▶ Prompt: Copy every line from the records below that carries the word "IDEA".

[Extracted records]
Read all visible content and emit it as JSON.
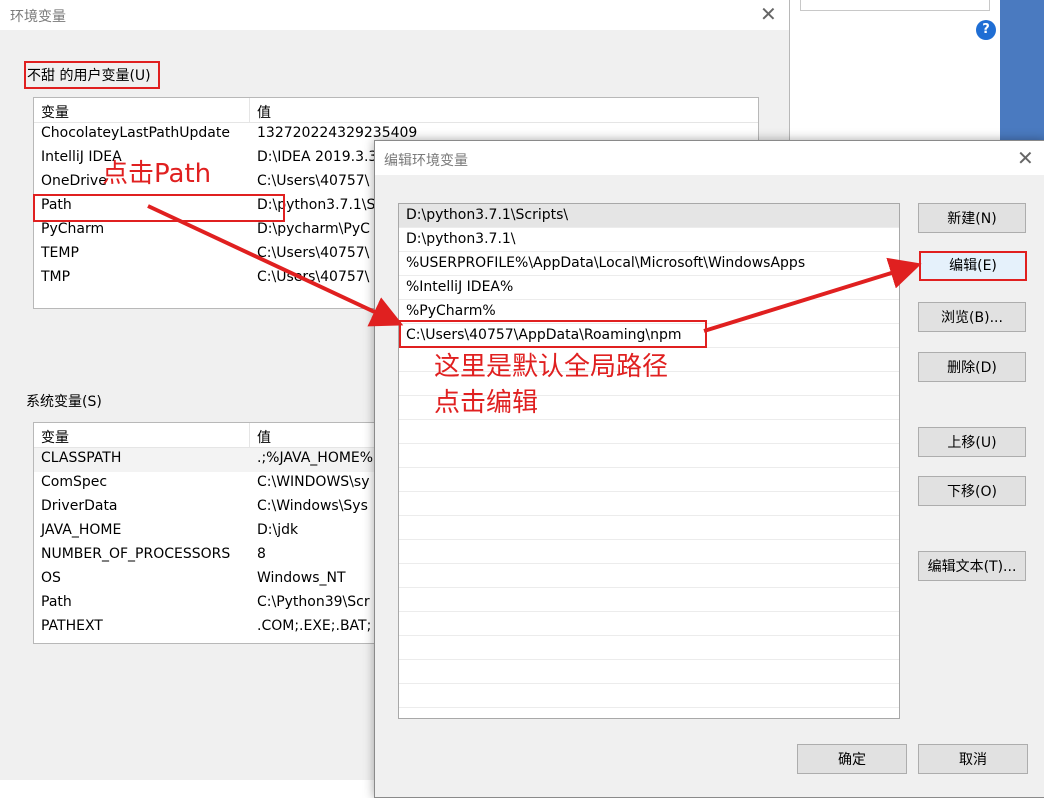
{
  "bg": {
    "help": "?"
  },
  "env_dialog": {
    "title": "环境变量",
    "user_group_label": "不甜 的用户变量(U)",
    "system_group_label": "系统变量(S)",
    "col_var": "变量",
    "col_val": "值",
    "user_vars": [
      {
        "name": "ChocolateyLastPathUpdate",
        "value": "132720224329235409"
      },
      {
        "name": "IntelliJ IDEA",
        "value": "D:\\IDEA 2019.3.3"
      },
      {
        "name": "OneDrive",
        "value": "C:\\Users\\40757\\"
      },
      {
        "name": "Path",
        "value": "D:\\python3.7.1\\S"
      },
      {
        "name": "PyCharm",
        "value": "D:\\pycharm\\PyC"
      },
      {
        "name": "TEMP",
        "value": "C:\\Users\\40757\\"
      },
      {
        "name": "TMP",
        "value": "C:\\Users\\40757\\"
      }
    ],
    "system_vars": [
      {
        "name": "CLASSPATH",
        "value": ".;%JAVA_HOME%"
      },
      {
        "name": "ComSpec",
        "value": "C:\\WINDOWS\\sy"
      },
      {
        "name": "DriverData",
        "value": "C:\\Windows\\Sys"
      },
      {
        "name": "JAVA_HOME",
        "value": "D:\\jdk"
      },
      {
        "name": "NUMBER_OF_PROCESSORS",
        "value": "8"
      },
      {
        "name": "OS",
        "value": "Windows_NT"
      },
      {
        "name": "Path",
        "value": "C:\\Python39\\Scr"
      },
      {
        "name": "PATHEXT",
        "value": ".COM;.EXE;.BAT;"
      }
    ]
  },
  "edit_dialog": {
    "title": "编辑环境变量",
    "paths": [
      "D:\\python3.7.1\\Scripts\\",
      "D:\\python3.7.1\\",
      "%USERPROFILE%\\AppData\\Local\\Microsoft\\WindowsApps",
      "%IntelliJ IDEA%",
      "%PyCharm%",
      "C:\\Users\\40757\\AppData\\Roaming\\npm"
    ],
    "buttons": {
      "new": "新建(N)",
      "edit": "编辑(E)",
      "browse": "浏览(B)...",
      "delete": "删除(D)",
      "up": "上移(U)",
      "down": "下移(O)",
      "edit_text": "编辑文本(T)...",
      "ok": "确定",
      "cancel": "取消"
    }
  },
  "annotations": {
    "click_path": "点击Path",
    "note_line1": "这里是默认全局路径",
    "note_line2": "点击编辑"
  },
  "colors": {
    "annotation": "#e02020"
  }
}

▶ Solution to the problem:
        "name": "IntelliJ IDEA",
        "value": "D:\\IDEA 2019.3.3"
      "%IntelliJ IDEA%",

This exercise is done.